[App and web page records]
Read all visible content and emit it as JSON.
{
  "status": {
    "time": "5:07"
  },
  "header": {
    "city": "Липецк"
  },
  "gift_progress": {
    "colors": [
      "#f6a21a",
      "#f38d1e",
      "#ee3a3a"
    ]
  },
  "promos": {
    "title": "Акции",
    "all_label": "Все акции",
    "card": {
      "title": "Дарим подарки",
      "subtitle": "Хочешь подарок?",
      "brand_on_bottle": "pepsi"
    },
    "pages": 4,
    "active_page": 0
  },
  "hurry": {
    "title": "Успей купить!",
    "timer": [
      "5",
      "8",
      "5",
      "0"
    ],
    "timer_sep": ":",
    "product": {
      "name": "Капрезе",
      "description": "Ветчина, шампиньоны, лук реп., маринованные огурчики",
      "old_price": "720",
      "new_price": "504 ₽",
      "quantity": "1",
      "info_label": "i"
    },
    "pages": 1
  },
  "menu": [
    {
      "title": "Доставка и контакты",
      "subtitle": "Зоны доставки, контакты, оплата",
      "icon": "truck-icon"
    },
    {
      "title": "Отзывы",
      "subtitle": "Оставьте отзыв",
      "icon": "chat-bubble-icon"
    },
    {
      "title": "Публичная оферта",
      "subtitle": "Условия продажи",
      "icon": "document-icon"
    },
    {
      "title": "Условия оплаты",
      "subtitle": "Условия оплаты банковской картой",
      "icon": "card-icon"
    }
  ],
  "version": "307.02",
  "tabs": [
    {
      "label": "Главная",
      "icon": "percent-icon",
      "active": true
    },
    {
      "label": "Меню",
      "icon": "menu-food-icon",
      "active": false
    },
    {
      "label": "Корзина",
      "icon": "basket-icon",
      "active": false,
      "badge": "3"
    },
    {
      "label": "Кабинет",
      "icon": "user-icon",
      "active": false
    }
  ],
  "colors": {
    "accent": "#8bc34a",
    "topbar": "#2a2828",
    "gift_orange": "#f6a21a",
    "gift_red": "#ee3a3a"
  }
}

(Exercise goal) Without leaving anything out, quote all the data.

(Result of the task)
Read all visible content and emit it as JSON.
{
  "status": {
    "time": "5:07"
  },
  "header": {
    "city": "Липецк"
  },
  "gift_progress": {
    "colors": [
      "#f6a21a",
      "#f38d1e",
      "#ee3a3a"
    ]
  },
  "promos": {
    "title": "Акции",
    "all_label": "Все акции",
    "card": {
      "title": "Дарим подарки",
      "subtitle": "Хочешь подарок?",
      "brand_on_bottle": "pepsi"
    },
    "pages": 4,
    "active_page": 0
  },
  "hurry": {
    "title": "Успей купить!",
    "timer": [
      "5",
      "8",
      "5",
      "0"
    ],
    "timer_sep": ":",
    "product": {
      "name": "Капрезе",
      "description": "Ветчина, шампиньоны, лук реп., маринованные огурчики",
      "old_price": "720",
      "new_price": "504 ₽",
      "quantity": "1",
      "info_label": "i"
    },
    "pages": 1
  },
  "menu": [
    {
      "title": "Доставка и контакты",
      "subtitle": "Зоны доставки, контакты, оплата",
      "icon": "truck-icon"
    },
    {
      "title": "Отзывы",
      "subtitle": "Оставьте отзыв",
      "icon": "chat-bubble-icon"
    },
    {
      "title": "Публичная оферта",
      "subtitle": "Условия продажи",
      "icon": "document-icon"
    },
    {
      "title": "Условия оплаты",
      "subtitle": "Условия оплаты банковской картой",
      "icon": "card-icon"
    }
  ],
  "version": "307.02",
  "tabs": [
    {
      "label": "Главная",
      "icon": "percent-icon",
      "active": true
    },
    {
      "label": "Меню",
      "icon": "menu-food-icon",
      "active": false
    },
    {
      "label": "Корзина",
      "icon": "basket-icon",
      "active": false,
      "badge": "3"
    },
    {
      "label": "Кабинет",
      "icon": "user-icon",
      "active": false
    }
  ],
  "colors": {
    "accent": "#8bc34a",
    "topbar": "#2a2828",
    "gift_orange": "#f6a21a",
    "gift_red": "#ee3a3a"
  }
}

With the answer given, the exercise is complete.